Going through the data, count each line that has the word "Postez". Reply with the total and nothing more.

··· Dataset records ···

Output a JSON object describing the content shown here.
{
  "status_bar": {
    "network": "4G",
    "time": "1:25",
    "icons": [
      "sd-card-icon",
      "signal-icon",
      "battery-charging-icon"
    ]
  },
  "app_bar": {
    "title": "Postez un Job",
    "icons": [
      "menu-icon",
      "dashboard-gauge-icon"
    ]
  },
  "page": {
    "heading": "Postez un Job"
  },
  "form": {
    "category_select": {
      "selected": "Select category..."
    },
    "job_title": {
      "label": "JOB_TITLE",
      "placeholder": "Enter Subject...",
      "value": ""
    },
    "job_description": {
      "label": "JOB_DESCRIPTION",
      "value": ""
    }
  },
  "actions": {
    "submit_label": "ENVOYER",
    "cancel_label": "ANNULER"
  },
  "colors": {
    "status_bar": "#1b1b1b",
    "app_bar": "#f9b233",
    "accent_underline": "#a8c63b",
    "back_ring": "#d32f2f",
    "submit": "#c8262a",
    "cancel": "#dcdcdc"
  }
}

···

Problem solution: 2